Earlier this summer, I was sitting on my couch staring into the social media hellscape and wistfully remembering the old web; the web of personal web pages, blinking gifs, and half baked archives of humor and files. It was a different sort of web, one that existed to shout your interests into the void in the hope that someone might stumble upon them. The gifs blinked on into the night, and every now and then you would stumble upon a kindred spirit’s page. Even better, sometimes they would find your page and sign your guestbook!
Nowadays we don’t do that. We have stark, sanitary, and overly readable websites. They just don’t have the same spirit of the old ones. Worse, the people who once shared with each other are now yelling at each other on platforms that are literally designed to make them angrier with each passing day. What does the modern web get us but a feeling of haplessness? Why should I have acrimonious political debates with strangers about issues beyond our realm of influence? Worst of all, where are all the glorious background images?
So I decided to do a little bit of actual surfing. I pointed my browser away from the corporate websites and went looking for the time honored guide to all things cyberspace. That’s right, I went looking to see if there were any modern webrings! I found two almost right away, Hotline Webring and the Yesterweb Ring. There they were! The old kind of websites, and they were linking each other once more. I didn’t know if it was a revival, or maybe it was just I who had wandered away from my old web surfing ways. After a few happy hours of clicking, I decided it was probably a bit of both. A few holdouts were probably always out there, but I think there has been a resurgence of the old-web aesthetic and content.
As I browsed, I stumbled across web shrines, archives of original writing, and little animated construction workers letting me know that the sites were still under construction. A lot of them were even formatted to look like the old web. One site, Castle Cyberskull gave a name to this aesthetic. They called it “net deco.” I am not sure if that was original to this site, and I have not seen this term used anywhere else, but wow does it ever fit this era!

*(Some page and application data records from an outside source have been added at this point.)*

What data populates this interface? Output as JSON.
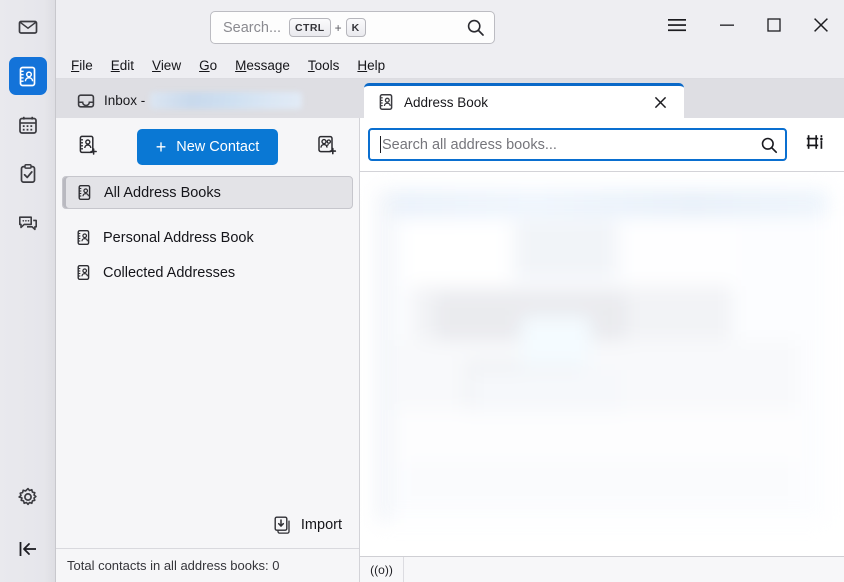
{
  "app": {
    "accent_blue": "#0a78d4",
    "tab_indicator_blue": "#0a69c8",
    "focus_blue": "#0a6fd0"
  },
  "spaces": {
    "items": [
      {
        "name": "mail",
        "label": "Mail",
        "active": false
      },
      {
        "name": "address-book",
        "label": "Address Book",
        "active": true
      },
      {
        "name": "calendar",
        "label": "Calendar",
        "active": false
      },
      {
        "name": "tasks",
        "label": "Tasks",
        "active": false
      },
      {
        "name": "chat",
        "label": "Chat",
        "active": false
      }
    ],
    "bottom": [
      {
        "name": "settings",
        "label": "Settings"
      },
      {
        "name": "collapse",
        "label": "Collapse"
      }
    ]
  },
  "titlebar": {
    "search": {
      "placeholder": "Search...",
      "key1": "CTRL",
      "plus": "+",
      "key2": "K"
    },
    "controls": {
      "app_menu": "App Menu",
      "minimize": "Minimize",
      "maximize": "Maximize",
      "close": "Close"
    }
  },
  "menubar": {
    "items": [
      {
        "access": "F",
        "rest": "ile"
      },
      {
        "access": "E",
        "rest": "dit"
      },
      {
        "access": "V",
        "rest": "iew"
      },
      {
        "access": "G",
        "rest": "o"
      },
      {
        "access": "M",
        "rest": "essage"
      },
      {
        "access": "T",
        "rest": "ools"
      },
      {
        "access": "H",
        "rest": "elp"
      }
    ]
  },
  "tabs": [
    {
      "label": "Inbox - ",
      "redacted": true,
      "active": false,
      "closable": false
    },
    {
      "label": "Address Book",
      "redacted": false,
      "active": true,
      "closable": true
    }
  ],
  "address_book_pane": {
    "toolbar": {
      "new_address_book": "New Address Book",
      "new_contact_label": "New Contact",
      "new_contact_plus": "+",
      "new_contact_list": "New Contact List"
    },
    "books": [
      {
        "label": "All Address Books",
        "selected": true
      },
      {
        "label": "Personal Address Book",
        "selected": false
      },
      {
        "label": "Collected Addresses",
        "selected": false
      }
    ],
    "import_label": "Import",
    "status": "Total contacts in all address books: 0"
  },
  "main_pane": {
    "search_placeholder": "Search all address books...",
    "display_options": "Display Options"
  },
  "window_status": {
    "connection": "((o))"
  }
}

So now I had been reminded of what was lost, and I had found a webring. The next step was to participate! I decided that I would mine the old geocities sites and pull in the backgrounds and gifs I had once seen, some of which I had once used on my own personal homepage from back in the day. I searched sites like archive.org and their wonderful Way Back Machine. I went to geocities archives like oocities and Restorativland. Eventually, I had the raw materials, then came deciding what to do with them.
My first instinct was to build the sites like we did back in 90s. I would hand-code everything in html, and I would overuse tables. The downside, of course, is that a lot of what we did back then has been deprecated. Some of the tricks and special effects just do not work with modern browsers. So I reluctantly decided to use a little CSS and to use a template system through Jekyll. I did try to keep things somewhat old school though in that I am certain using tables in ways that would anger modern web developers!

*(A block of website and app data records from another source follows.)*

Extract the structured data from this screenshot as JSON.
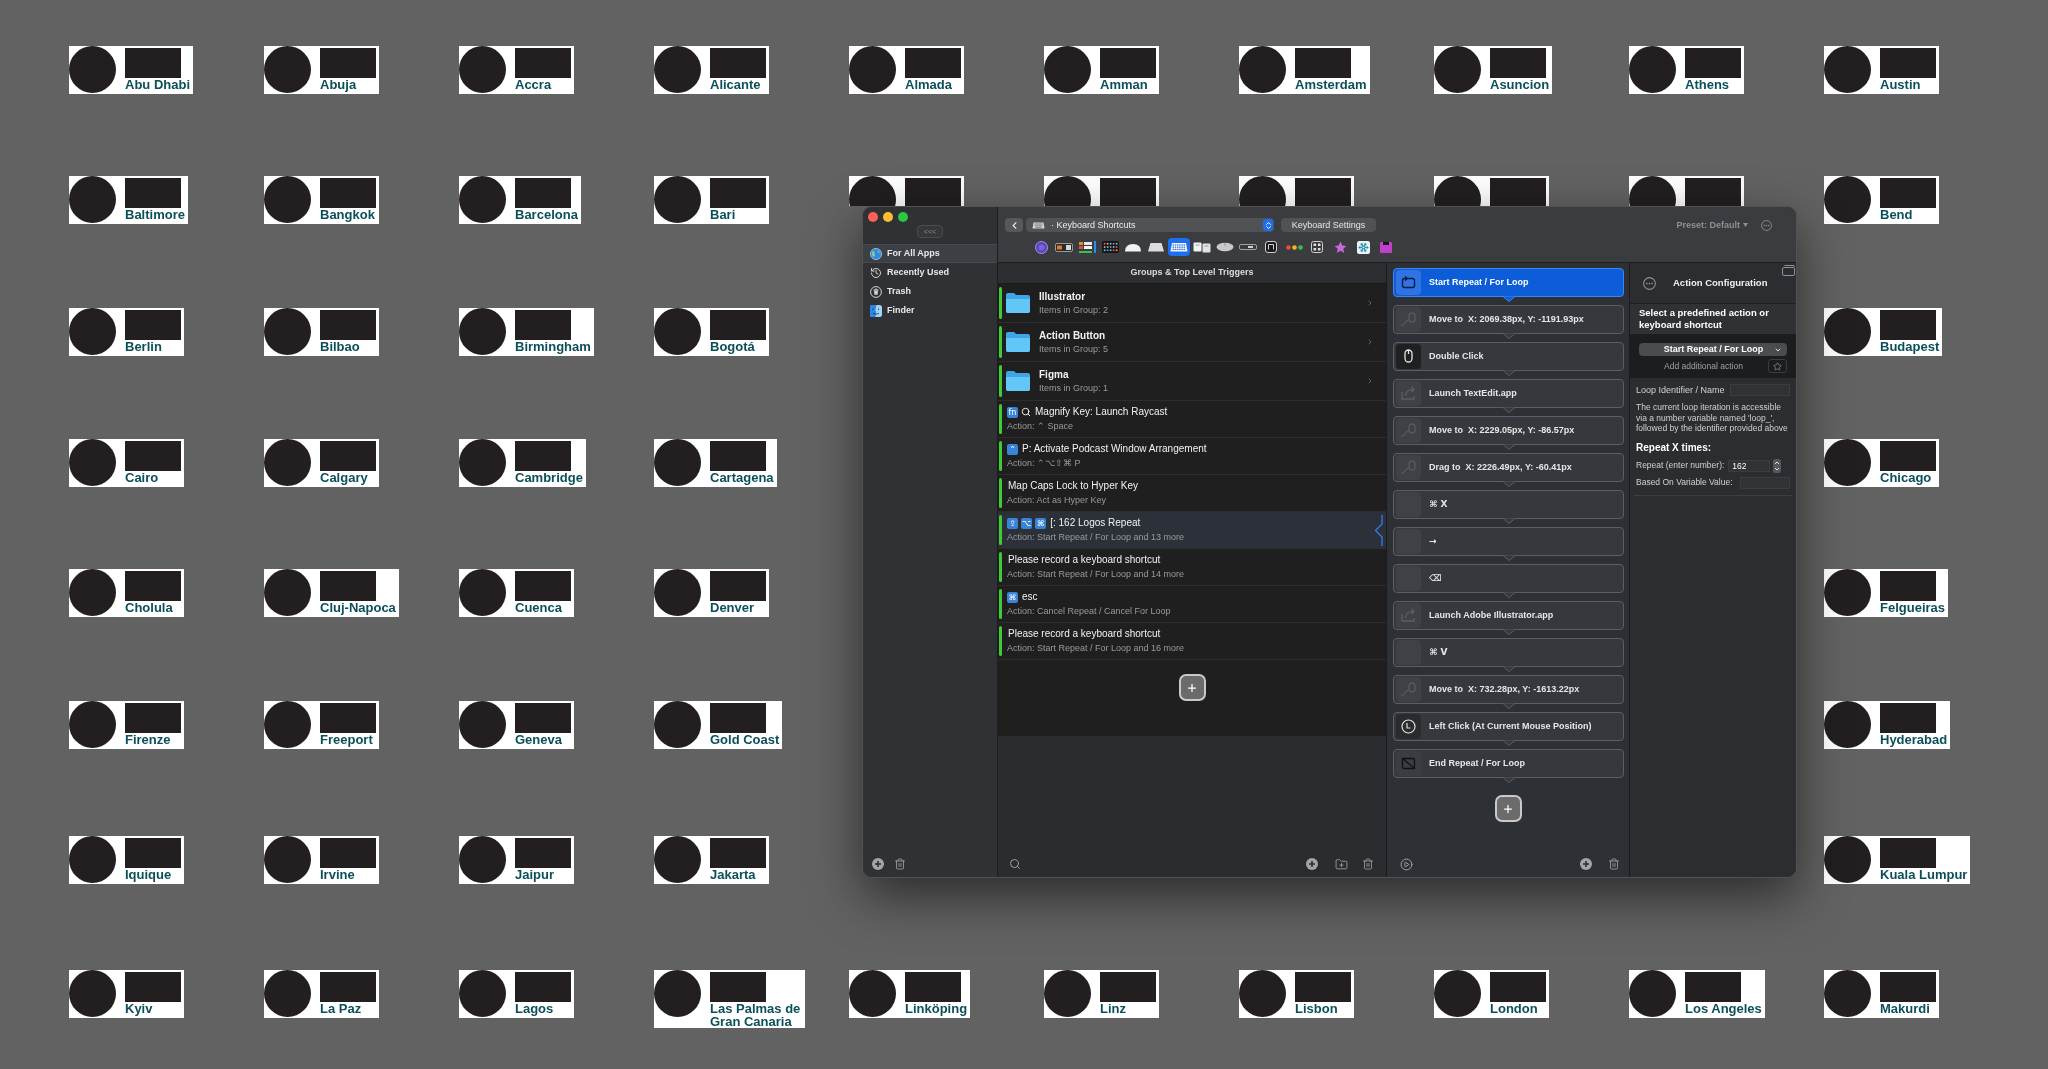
{
  "wallpaper": {
    "rows": [
      {
        "cards": [
          {
            "kind": "label",
            "city": "Abu Dhabi"
          },
          {
            "kind": "label",
            "city": "Abuja"
          },
          {
            "kind": "label",
            "city": "Accra"
          },
          {
            "kind": "label",
            "city": "Alicante"
          },
          {
            "kind": "label",
            "city": "Almada"
          },
          {
            "kind": "label",
            "city": "Amman"
          },
          {
            "kind": "label",
            "city": "Amsterdam"
          },
          {
            "kind": "label",
            "city": "Asuncion"
          },
          {
            "kind": "label",
            "city": "Athens"
          },
          {
            "kind": "label",
            "city": "Austin"
          }
        ]
      },
      {
        "cards": [
          {
            "kind": "label",
            "city": "Baltimore"
          },
          {
            "kind": "label",
            "city": "Bangkok"
          },
          {
            "kind": "label",
            "city": "Barcelona"
          },
          {
            "kind": "label",
            "city": "Bari"
          },
          {
            "kind": "edge"
          },
          {
            "kind": "edge"
          },
          {
            "kind": "edge"
          },
          {
            "kind": "edge"
          },
          {
            "kind": "edge"
          },
          {
            "kind": "label",
            "city": "Bend"
          }
        ]
      },
      {
        "cards": [
          {
            "kind": "label",
            "city": "Berlin"
          },
          {
            "kind": "label",
            "city": "Bilbao"
          },
          {
            "kind": "label",
            "city": "Birmingham"
          },
          {
            "kind": "label",
            "city": "Bogotá"
          },
          {
            "kind": "label",
            "city": "Budapest"
          }
        ]
      },
      {
        "cards": [
          {
            "kind": "label",
            "city": "Cairo"
          },
          {
            "kind": "label",
            "city": "Calgary"
          },
          {
            "kind": "label",
            "city": "Cambridge"
          },
          {
            "kind": "label",
            "city": "Cartagena"
          },
          {
            "kind": "label",
            "city": "Chicago"
          }
        ]
      },
      {
        "cards": [
          {
            "kind": "label",
            "city": "Cholula"
          },
          {
            "kind": "label",
            "city": "Cluj-Napoca"
          },
          {
            "kind": "label",
            "city": "Cuenca"
          },
          {
            "kind": "label",
            "city": "Denver"
          },
          {
            "kind": "label",
            "city": "Felgueiras"
          }
        ]
      },
      {
        "cards": [
          {
            "kind": "label",
            "city": "Firenze"
          },
          {
            "kind": "label",
            "city": "Freeport"
          },
          {
            "kind": "label",
            "city": "Geneva"
          },
          {
            "kind": "label",
            "city": "Gold Coast"
          },
          {
            "kind": "label",
            "city": "Hyderabad"
          }
        ]
      },
      {
        "cards": [
          {
            "kind": "label",
            "city": "Iquique"
          },
          {
            "kind": "label",
            "city": "Irvine"
          },
          {
            "kind": "label",
            "city": "Jaipur"
          },
          {
            "kind": "label",
            "city": "Jakarta"
          },
          {
            "kind": "label",
            "city": "Kuala Lumpur"
          }
        ]
      },
      {
        "cards": [
          {
            "kind": "label",
            "city": "Kyiv"
          },
          {
            "kind": "label",
            "city": "La Paz"
          },
          {
            "kind": "label",
            "city": "Lagos"
          },
          {
            "kind": "label",
            "city": "Las Palmas de Gran Canaria"
          },
          {
            "kind": "label",
            "city": "Linköping"
          },
          {
            "kind": "label",
            "city": "Linz"
          },
          {
            "kind": "label",
            "city": "Lisbon"
          },
          {
            "kind": "label",
            "city": "London"
          },
          {
            "kind": "label",
            "city": "Los Angeles"
          },
          {
            "kind": "label",
            "city": "Makurdi"
          }
        ]
      }
    ]
  },
  "window": {
    "sidebar": {
      "collapse_button": "<<<",
      "items": [
        {
          "label": "For All Apps",
          "selected": true
        },
        {
          "label": "Recently Used",
          "selected": false
        },
        {
          "label": "Trash",
          "selected": false
        },
        {
          "label": "Finder",
          "selected": false
        }
      ]
    },
    "toolbar": {
      "category": "· Keyboard Shortcuts",
      "settings_button": "Keyboard Settings",
      "preset": "Preset: Default",
      "trigger_types": [
        {
          "selected": false
        },
        {
          "selected": false
        },
        {
          "selected": false
        },
        {
          "selected": false
        },
        {
          "selected": false
        },
        {
          "selected": false
        },
        {
          "selected": true
        },
        {
          "selected": false
        },
        {
          "selected": false
        },
        {
          "selected": false
        },
        {
          "selected": false
        },
        {
          "selected": false
        },
        {
          "selected": false
        },
        {
          "selected": false
        },
        {
          "selected": false
        },
        {
          "selected": false
        }
      ]
    },
    "groups": {
      "title": "Groups & Top Level Triggers",
      "rows": [
        {
          "kind": "group",
          "title": "Illustrator",
          "subtitle": "Items in Group: 2",
          "enabled": true,
          "selected": false
        },
        {
          "kind": "group",
          "title": "Action Button",
          "subtitle": "Items in Group: 5",
          "enabled": true,
          "selected": false
        },
        {
          "kind": "group",
          "title": "Figma",
          "subtitle": "Items in Group: 1",
          "enabled": true,
          "selected": false
        },
        {
          "kind": "trigger",
          "keys": [
            "fn"
          ],
          "title_icon": true,
          "title": "Magnify Key: Launch Raycast",
          "subtitle": "Action: ⌃ Space",
          "enabled": true,
          "selected": false
        },
        {
          "kind": "trigger",
          "keys": [
            "⌃"
          ],
          "title": "P: Activate Podcast Window Arrangement",
          "subtitle": "Action: ⌃⌥⇧⌘ P",
          "enabled": true,
          "selected": false
        },
        {
          "kind": "trigger",
          "title": "Map Caps Lock to Hyper Key",
          "subtitle": "Action: Act as Hyper Key",
          "enabled": true,
          "selected": false
        },
        {
          "kind": "trigger",
          "keys": [
            "⇪",
            "⌥",
            "⌘"
          ],
          "title": "[: 162 Logos Repeat",
          "subtitle": "Action: Start Repeat / For Loop and 13 more",
          "enabled": true,
          "selected": true
        },
        {
          "kind": "trigger",
          "title": "Please record a keyboard shortcut",
          "subtitle": "Action: Start Repeat / For Loop and 14 more",
          "enabled": true,
          "selected": false
        },
        {
          "kind": "trigger",
          "keys": [
            "⌘"
          ],
          "title": "esc",
          "subtitle": "Action: Cancel Repeat / Cancel For Loop",
          "enabled": true,
          "selected": false
        },
        {
          "kind": "trigger",
          "title": "Please record a keyboard shortcut",
          "subtitle": "Action: Start Repeat / For Loop and 16 more",
          "enabled": true,
          "selected": false
        }
      ]
    },
    "actions": {
      "items": [
        {
          "kind": "loop_start",
          "label": "Start Repeat / For Loop",
          "selected": true
        },
        {
          "kind": "mouse_move",
          "label": "Move to  X: 2069.38px, Y: -1191.93px",
          "selected": false
        },
        {
          "kind": "double_click",
          "label": "Double Click",
          "selected": false
        },
        {
          "kind": "launch_app",
          "label": "Launch TextEdit.app",
          "selected": false
        },
        {
          "kind": "mouse_move",
          "label": "Move to  X: 2229.05px, Y: -86.57px",
          "selected": false
        },
        {
          "kind": "mouse_move",
          "label": "Drag to  X: 2226.49px, Y: -60.41px",
          "selected": false
        },
        {
          "kind": "shortcut",
          "label": "⌘ X",
          "selected": false
        },
        {
          "kind": "shortcut",
          "label": "→",
          "selected": false
        },
        {
          "kind": "shortcut",
          "label": "⌫",
          "selected": false
        },
        {
          "kind": "launch_app",
          "label": "Launch Adobe Illustrator.app",
          "selected": false
        },
        {
          "kind": "shortcut",
          "label": "⌘ V",
          "selected": false
        },
        {
          "kind": "mouse_move",
          "label": "Move to  X: 732.28px, Y: -1613.22px",
          "selected": false
        },
        {
          "kind": "left_click",
          "label": "Left Click (At Current Mouse Position)",
          "selected": false
        },
        {
          "kind": "loop_end",
          "label": "End Repeat / For Loop",
          "selected": false
        }
      ]
    },
    "config": {
      "title": "Action Configuration",
      "prompt": "Select a predefined action or keyboard shortcut",
      "action_select": "Start Repeat / For Loop",
      "add_action": "Add additional action",
      "loop_name_label": "Loop Identifier / Name",
      "note": "The current loop iteration is accessible via a number variable named 'loop_', followed by the identifier provided above",
      "section_title": "Repeat X times:",
      "repeat_label": "Repeat (enter number):",
      "repeat_value": "162",
      "variable_label": "Based On Variable Value:"
    }
  }
}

So after settling on targeting modern browsers with a few modern techniques, I decided to stick to the blinking gifs to accomplish my look. They are just too much fun to leave out!
As for content, well that was always the hard part. I had a few floppy disks full of files I had pulled in off the web, mostly humor files and bomb-making recipes. I decided against publishing the dangerous stuff and dusted off my humor collection. I thought about linking to the sites that they came from, but alas they have gone dark. So I put them in a presentable form and put these old files here for you to enjoy. Lastly, I decided to write a mixture of blog posts and static pages.
So there it is, I will have new content on an old set of backgrounds. A mixture of a few web eras, to be sure, but much more than what the algorithmic stew would want from me.
I hope you enjoy my website, but most of all, I hope you make your own. It really is a lot of fun!